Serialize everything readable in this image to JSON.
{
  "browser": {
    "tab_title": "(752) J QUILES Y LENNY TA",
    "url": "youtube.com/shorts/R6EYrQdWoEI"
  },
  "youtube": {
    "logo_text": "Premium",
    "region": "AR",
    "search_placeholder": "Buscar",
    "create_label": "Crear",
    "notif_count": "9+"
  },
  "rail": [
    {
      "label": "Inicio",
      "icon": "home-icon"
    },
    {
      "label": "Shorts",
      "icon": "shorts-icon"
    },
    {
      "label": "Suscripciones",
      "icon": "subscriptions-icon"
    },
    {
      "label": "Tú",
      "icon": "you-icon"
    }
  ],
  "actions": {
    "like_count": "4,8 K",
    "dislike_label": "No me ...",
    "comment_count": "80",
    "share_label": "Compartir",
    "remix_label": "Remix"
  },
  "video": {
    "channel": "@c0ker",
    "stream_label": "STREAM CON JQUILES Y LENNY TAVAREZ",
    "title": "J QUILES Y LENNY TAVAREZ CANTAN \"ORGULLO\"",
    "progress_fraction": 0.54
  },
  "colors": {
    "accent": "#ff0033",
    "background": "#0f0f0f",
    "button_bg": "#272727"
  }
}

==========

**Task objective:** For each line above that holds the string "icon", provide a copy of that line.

**Answer space:**
      "icon": "home-icon"
      "icon": "shorts-icon"
      "icon": "subscriptions-icon"
      "icon": "you-icon"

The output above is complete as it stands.